(SUPPLIED ENTRIES)

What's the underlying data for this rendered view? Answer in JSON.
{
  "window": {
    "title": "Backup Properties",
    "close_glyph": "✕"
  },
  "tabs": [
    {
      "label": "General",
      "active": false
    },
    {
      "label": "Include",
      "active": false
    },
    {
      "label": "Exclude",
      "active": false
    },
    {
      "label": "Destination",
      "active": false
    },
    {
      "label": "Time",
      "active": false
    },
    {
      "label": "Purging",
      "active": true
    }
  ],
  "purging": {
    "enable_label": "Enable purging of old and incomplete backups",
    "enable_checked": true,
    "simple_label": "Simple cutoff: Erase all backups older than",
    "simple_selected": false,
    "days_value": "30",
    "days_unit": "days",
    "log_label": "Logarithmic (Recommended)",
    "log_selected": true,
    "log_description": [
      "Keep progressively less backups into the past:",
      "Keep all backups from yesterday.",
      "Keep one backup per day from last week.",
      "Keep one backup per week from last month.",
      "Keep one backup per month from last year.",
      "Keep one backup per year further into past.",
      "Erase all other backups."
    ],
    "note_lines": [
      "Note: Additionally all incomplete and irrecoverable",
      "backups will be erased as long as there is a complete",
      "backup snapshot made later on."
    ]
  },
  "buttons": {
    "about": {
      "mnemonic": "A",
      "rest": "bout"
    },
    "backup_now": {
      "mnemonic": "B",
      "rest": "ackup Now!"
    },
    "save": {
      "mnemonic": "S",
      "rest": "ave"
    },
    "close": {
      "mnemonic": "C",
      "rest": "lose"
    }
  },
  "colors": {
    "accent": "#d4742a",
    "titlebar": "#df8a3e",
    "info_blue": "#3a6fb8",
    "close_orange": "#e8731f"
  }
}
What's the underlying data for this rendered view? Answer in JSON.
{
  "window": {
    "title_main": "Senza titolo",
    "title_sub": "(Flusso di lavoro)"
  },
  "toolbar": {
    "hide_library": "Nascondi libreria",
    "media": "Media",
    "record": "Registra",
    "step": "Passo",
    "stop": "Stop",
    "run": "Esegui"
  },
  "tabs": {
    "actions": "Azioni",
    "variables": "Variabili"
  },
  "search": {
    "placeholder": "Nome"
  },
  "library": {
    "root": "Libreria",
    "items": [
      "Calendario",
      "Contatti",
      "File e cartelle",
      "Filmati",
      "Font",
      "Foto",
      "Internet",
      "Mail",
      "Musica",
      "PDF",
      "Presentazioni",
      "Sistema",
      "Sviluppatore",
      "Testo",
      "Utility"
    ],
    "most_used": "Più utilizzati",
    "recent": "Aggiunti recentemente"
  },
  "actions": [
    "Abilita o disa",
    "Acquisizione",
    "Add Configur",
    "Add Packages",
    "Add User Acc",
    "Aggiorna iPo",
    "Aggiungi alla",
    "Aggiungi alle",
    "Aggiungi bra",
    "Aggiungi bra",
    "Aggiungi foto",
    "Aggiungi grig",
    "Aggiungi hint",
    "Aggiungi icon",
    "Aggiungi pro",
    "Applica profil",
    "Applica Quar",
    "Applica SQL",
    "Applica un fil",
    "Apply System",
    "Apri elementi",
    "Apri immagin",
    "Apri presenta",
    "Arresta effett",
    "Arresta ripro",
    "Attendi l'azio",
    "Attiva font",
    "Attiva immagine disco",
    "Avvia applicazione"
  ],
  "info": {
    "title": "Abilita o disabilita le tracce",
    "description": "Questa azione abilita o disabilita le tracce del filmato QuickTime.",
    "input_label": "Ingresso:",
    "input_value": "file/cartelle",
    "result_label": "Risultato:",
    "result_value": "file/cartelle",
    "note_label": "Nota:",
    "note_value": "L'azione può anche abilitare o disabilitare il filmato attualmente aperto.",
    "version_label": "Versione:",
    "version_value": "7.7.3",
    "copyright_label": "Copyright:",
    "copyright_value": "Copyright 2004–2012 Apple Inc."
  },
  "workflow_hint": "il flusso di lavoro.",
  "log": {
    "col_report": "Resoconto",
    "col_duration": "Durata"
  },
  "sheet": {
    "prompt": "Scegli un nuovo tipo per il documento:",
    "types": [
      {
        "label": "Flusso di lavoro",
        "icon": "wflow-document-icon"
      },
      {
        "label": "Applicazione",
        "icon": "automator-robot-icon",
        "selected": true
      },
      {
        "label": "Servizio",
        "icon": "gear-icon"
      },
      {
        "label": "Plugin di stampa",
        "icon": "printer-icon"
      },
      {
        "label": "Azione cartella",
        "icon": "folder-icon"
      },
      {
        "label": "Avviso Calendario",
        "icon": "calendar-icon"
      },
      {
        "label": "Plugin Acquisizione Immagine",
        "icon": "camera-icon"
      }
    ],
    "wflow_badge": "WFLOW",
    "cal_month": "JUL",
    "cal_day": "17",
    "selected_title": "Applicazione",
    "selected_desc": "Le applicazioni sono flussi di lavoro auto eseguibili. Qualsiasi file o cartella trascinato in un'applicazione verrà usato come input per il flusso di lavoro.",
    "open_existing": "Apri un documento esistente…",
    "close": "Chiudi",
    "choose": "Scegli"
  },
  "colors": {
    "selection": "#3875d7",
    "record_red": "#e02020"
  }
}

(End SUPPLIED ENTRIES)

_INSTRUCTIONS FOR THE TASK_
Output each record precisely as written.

_EXERCISE RESULT_
What's the underlying data for this rendered view? Answer in JSON.
{
  "window": {
    "title": "Backup Properties",
    "close_glyph": "✕"
  },
  "tabs": [
    {
      "label": "General",
      "active": false
    },
    {
      "label": "Include",
      "active": false
    },
    {
      "label": "Exclude",
      "active": false
    },
    {
      "label": "Destination",
      "active": false
    },
    {
      "label": "Time",
      "active": false
    },
    {
      "label": "Purging",
      "active": true
    }
  ],
  "purging": {
    "enable_label": "Enable purging of old and incomplete backups",
    "enable_checked": true,
    "simple_label": "Simple cutoff: Erase all backups older than",
    "simple_selected": false,
    "days_value": "30",
    "days_unit": "days",
    "log_label": "Logarithmic (Recommended)",
    "log_selected": true,
    "log_description": [
      "Keep progressively less backups into the past:",
      "Keep all backups from yesterday.",
      "Keep one backup per day from last week.",
      "Keep one backup per week from last month.",
      "Keep one backup per month from last year.",
      "Keep one backup per year further into past.",
      "Erase all other backups."
    ],
    "note_lines": [
      "Note: Additionally all incomplete and irrecoverable",
      "backups will be erased as long as there is a complete",
      "backup snapshot made later on."
    ]
  },
  "buttons": {
    "about": {
      "mnemonic": "A",
      "rest": "bout"
    },
    "backup_now": {
      "mnemonic": "B",
      "rest": "ackup Now!"
    },
    "save": {
      "mnemonic": "S",
      "rest": "ave"
    },
    "close": {
      "mnemonic": "C",
      "rest": "lose"
    }
  },
  "colors": {
    "accent": "#d4742a",
    "titlebar": "#df8a3e",
    "info_blue": "#3a6fb8",
    "close_orange": "#e8731f"
  }
}
What's the underlying data for this rendered view? Answer in JSON.
{
  "window": {
    "title_main": "Senza titolo",
    "title_sub": "(Flusso di lavoro)"
  },
  "toolbar": {
    "hide_library": "Nascondi libreria",
    "media": "Media",
    "record": "Registra",
    "step": "Passo",
    "stop": "Stop",
    "run": "Esegui"
  },
  "tabs": {
    "actions": "Azioni",
    "variables": "Variabili"
  },
  "search": {
    "placeholder": "Nome"
  },
  "library": {
    "root": "Libreria",
    "items": [
      "Calendario",
      "Contatti",
      "File e cartelle",
      "Filmati",
      "Font",
      "Foto",
      "Internet",
      "Mail",
      "Musica",
      "PDF",
      "Presentazioni",
      "Sistema",
      "Sviluppatore",
      "Testo",
      "Utility"
    ],
    "most_used": "Più utilizzati",
    "recent": "Aggiunti recentemente"
  },
  "actions": [
    "Abilita o disa",
    "Acquisizione",
    "Add Configur",
    "Add Packages",
    "Add User Acc",
    "Aggiorna iPo",
    "Aggiungi alla",
    "Aggiungi alle",
    "Aggiungi bra",
    "Aggiungi bra",
    "Aggiungi foto",
    "Aggiungi grig",
    "Aggiungi hint",
    "Aggiungi icon",
    "Aggiungi pro",
    "Applica profil",
    "Applica Quar",
    "Applica SQL",
    "Applica un fil",
    "Apply System",
    "Apri elementi",
    "Apri immagin",
    "Apri presenta",
    "Arresta effett",
    "Arresta ripro",
    "Attendi l'azio",
    "Attiva font",
    "Attiva immagine disco",
    "Avvia applicazione"
  ],
  "info": {
    "title": "Abilita o disabilita le tracce",
    "description": "Questa azione abilita o disabilita le tracce del filmato QuickTime.",
    "input_label": "Ingresso:",
    "input_value": "file/cartelle",
    "result_label": "Risultato:",
    "result_value": "file/cartelle",
    "note_label": "Nota:",
    "note_value": "L'azione può anche abilitare o disabilitare il filmato attualmente aperto.",
    "version_label": "Versione:",
    "version_value": "7.7.3",
    "copyright_label": "Copyright:",
    "copyright_value": "Copyright 2004–2012 Apple Inc."
  },
  "workflow_hint": "il flusso di lavoro.",
  "log": {
    "col_report": "Resoconto",
    "col_duration": "Durata"
  },
  "sheet": {
    "prompt": "Scegli un nuovo tipo per il documento:",
    "types": [
      {
        "label": "Flusso di lavoro",
        "icon": "wflow-document-icon"
      },
      {
        "label": "Applicazione",
        "icon": "automator-robot-icon",
        "selected": true
      },
      {
        "label": "Servizio",
        "icon": "gear-icon"
      },
      {
        "label": "Plugin di stampa",
        "icon": "printer-icon"
      },
      {
        "label": "Azione cartella",
        "icon": "folder-icon"
      },
      {
        "label": "Avviso Calendario",
        "icon": "calendar-icon"
      },
      {
        "label": "Plugin Acquisizione Immagine",
        "icon": "camera-icon"
      }
    ],
    "wflow_badge": "WFLOW",
    "cal_month": "JUL",
    "cal_day": "17",
    "selected_title": "Applicazione",
    "selected_desc": "Le applicazioni sono flussi di lavoro auto eseguibili. Qualsiasi file o cartella trascinato in un'applicazione verrà usato come input per il flusso di lavoro.",
    "open_existing": "Apri un documento esistente…",
    "close": "Chiudi",
    "choose": "Scegli"
  },
  "colors": {
    "selection": "#3875d7",
    "record_red": "#e02020"
  }
}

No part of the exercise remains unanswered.